Dataset entries:

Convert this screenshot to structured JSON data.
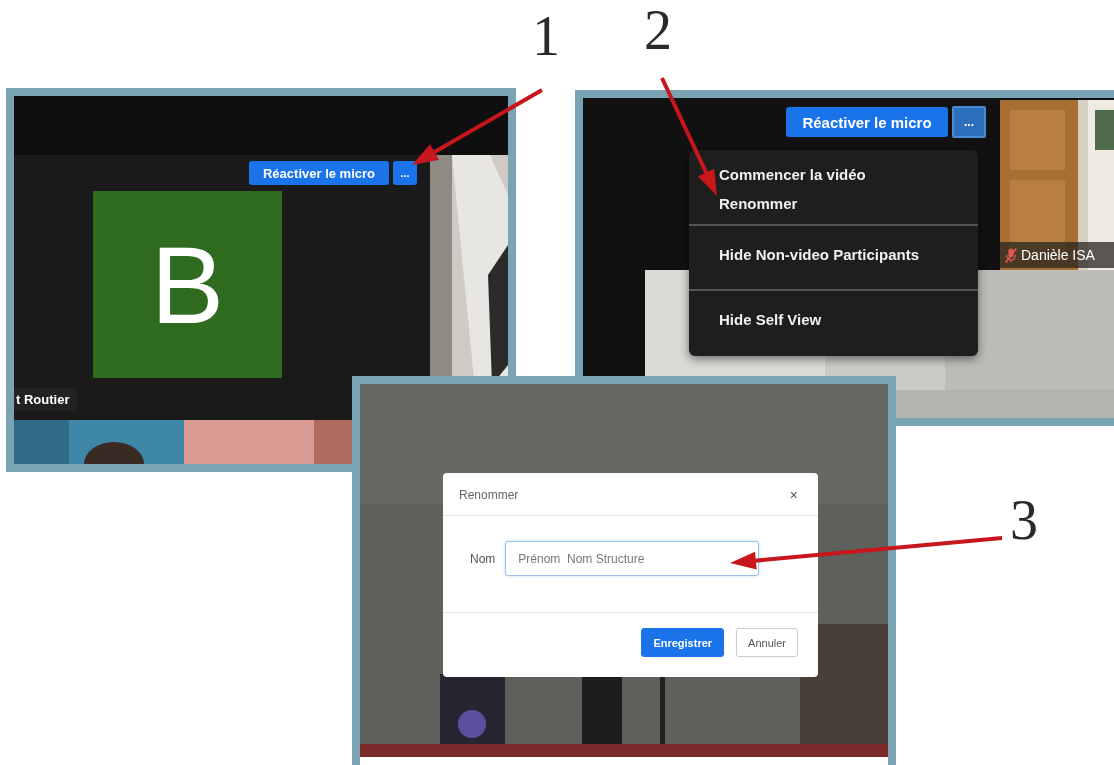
{
  "callouts": [
    {
      "number": "1"
    },
    {
      "number": "2"
    },
    {
      "number": "3"
    }
  ],
  "panel_1": {
    "unmute_button": "Réactiver le micro",
    "more_button": "...",
    "avatar_letter": "B",
    "participant_name": "t Routier"
  },
  "panel_2": {
    "unmute_button": "Réactiver le micro",
    "more_button": "...",
    "participant_name": "Danièle ISA",
    "muted": true,
    "menu_sections": [
      {
        "items": [
          {
            "label": "Commencer la vidéo"
          },
          {
            "label": "Renommer"
          }
        ]
      },
      {
        "items": [
          {
            "label": "Hide Non-video Participants"
          }
        ]
      },
      {
        "items": [
          {
            "label": "Hide Self View"
          }
        ]
      }
    ]
  },
  "panel_3": {
    "dialog": {
      "title": "Renommer",
      "close": "×",
      "field_label": "Nom",
      "placeholder": "Prénom  Nom Structure",
      "buttons": [
        {
          "label": "Enregistrer",
          "kind": "primary"
        },
        {
          "label": "Annuler",
          "kind": "secondary"
        }
      ]
    }
  }
}
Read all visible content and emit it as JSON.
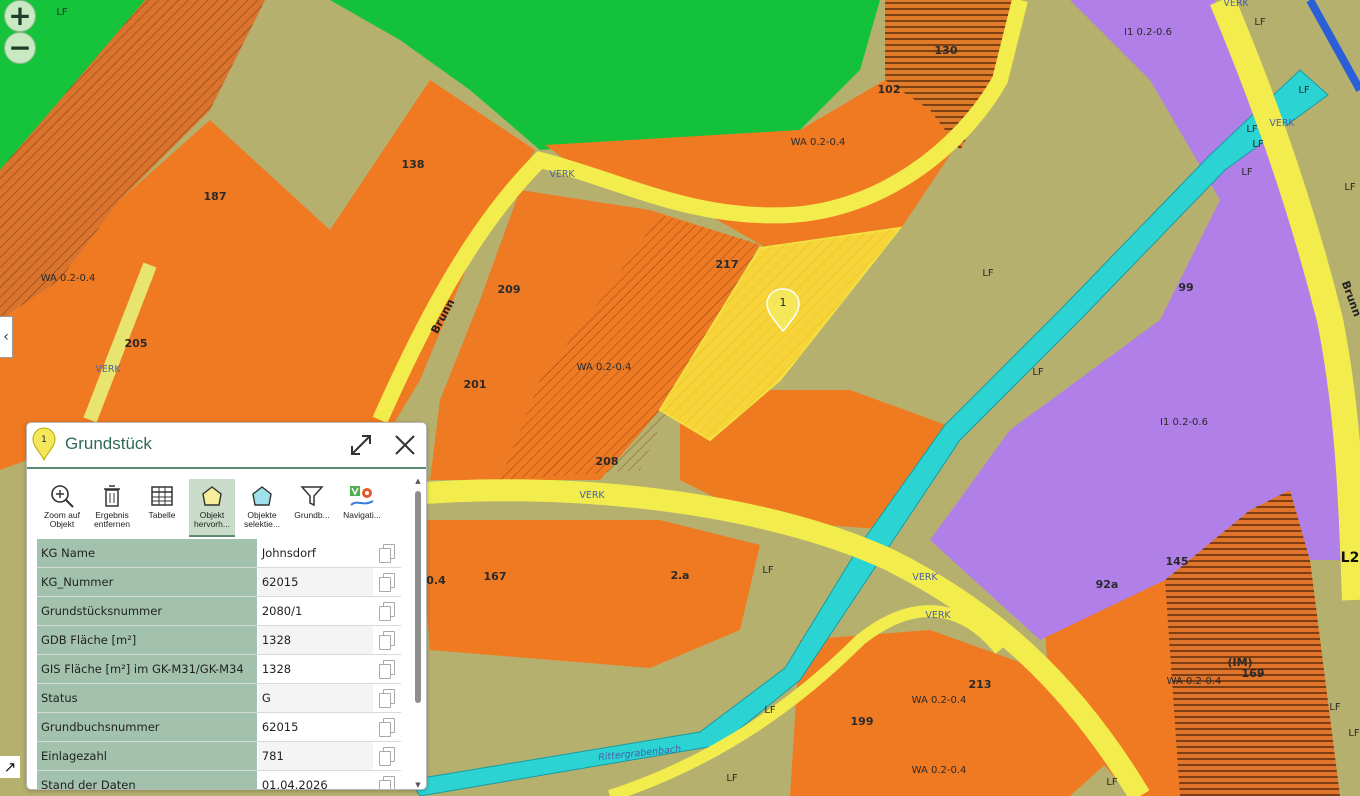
{
  "map": {
    "labels": {
      "lf_topleft": "LF",
      "p130": "130",
      "p102": "102",
      "p138": "138",
      "p187": "187",
      "p205": "205",
      "p209": "209",
      "p217": "217",
      "p201": "201",
      "p208": "208",
      "p167": "167",
      "p2a": "2․a",
      "p99": "99",
      "p145": "145",
      "p92a": "92a",
      "p213": "213",
      "p199": "199",
      "p169": "169",
      "im": "(IM)",
      "p04": "0.4",
      "wa_upper": "WA 0.2-0.4",
      "wa_left": "WA 0.2-0.4",
      "wa_mid": "WA 0.2-0.4",
      "wa_right": "WA 0.2-0.4",
      "wa_bottom1": "WA 0.2-0.4",
      "wa_bottom2": "WA 0.2-0.4",
      "i1_top": "I1 0.2-0.6",
      "i1_mid": "I1 0.2-0.6",
      "lf_field": "LF",
      "lf_stream": "LF",
      "lf_blue1": "LF",
      "lf_blue2": "LF",
      "lf_blue3": "LF",
      "lf_blue4": "LF",
      "lf_r1": "LF",
      "lf_r2": "LF",
      "lf_r3": "LF",
      "lf_b1": "LF",
      "lf_b2": "LF",
      "lf_b3": "LF",
      "lf_b4": "LF",
      "lf_c1": "LF",
      "verk1": "VERK",
      "verk2": "VERK",
      "verk3": "VERK",
      "verk4": "VERK",
      "verk5": "VERK",
      "verk6": "VERK",
      "verk7": "VERK",
      "verk_top": "VERK",
      "brunn": "Brunn",
      "brunn_right": "Brunn",
      "l2": "L2",
      "stream": "Rittergrabenbach",
      "marker": "1"
    },
    "colors": {
      "green": "#12c93a",
      "orange": "#f07b1f",
      "purple": "#b080e6",
      "yellow": "#f6ef4a",
      "cyan": "#2bd0d0",
      "field": "#b9b270",
      "highlight": "#f6d23a"
    }
  },
  "controls": {
    "zoom_in": "+",
    "zoom_out": "−",
    "panel_toggle": "‹",
    "expand": "↗"
  },
  "popup": {
    "title": "Grundstück",
    "marker_number": "1",
    "toolbar": [
      {
        "label_line1": "Zoom auf",
        "label_line2": "Objekt",
        "icon": "zoom-icon"
      },
      {
        "label_line1": "Ergebnis",
        "label_line2": "entfernen",
        "icon": "trash-icon"
      },
      {
        "label_line1": "Tabelle",
        "label_line2": "",
        "icon": "table-icon"
      },
      {
        "label_line1": "Objekt",
        "label_line2": "hervorh...",
        "icon": "highlight-object-icon"
      },
      {
        "label_line1": "Objekte",
        "label_line2": "selektie...",
        "icon": "select-objects-icon"
      },
      {
        "label_line1": "Grundb...",
        "label_line2": "",
        "icon": "filter-icon"
      },
      {
        "label_line1": "Navigati...",
        "label_line2": "",
        "icon": "navigation-icon"
      }
    ],
    "rows": [
      {
        "key": "KG Name",
        "value": "Johnsdorf"
      },
      {
        "key": "KG_Nummer",
        "value": "62015"
      },
      {
        "key": "Grundstücksnummer",
        "value": "2080/1"
      },
      {
        "key": "GDB Fläche [m²]",
        "value": "1328"
      },
      {
        "key": "GIS Fläche [m²] im GK-M31/GK-M34",
        "value": "1328"
      },
      {
        "key": "Status",
        "value": "G"
      },
      {
        "key": "Grundbuchsnummer",
        "value": "62015"
      },
      {
        "key": "Einlagezahl",
        "value": "781"
      },
      {
        "key": "Stand der Daten",
        "value": "01.04.2026"
      }
    ]
  }
}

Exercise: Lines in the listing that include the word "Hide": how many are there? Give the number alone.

Task result: 2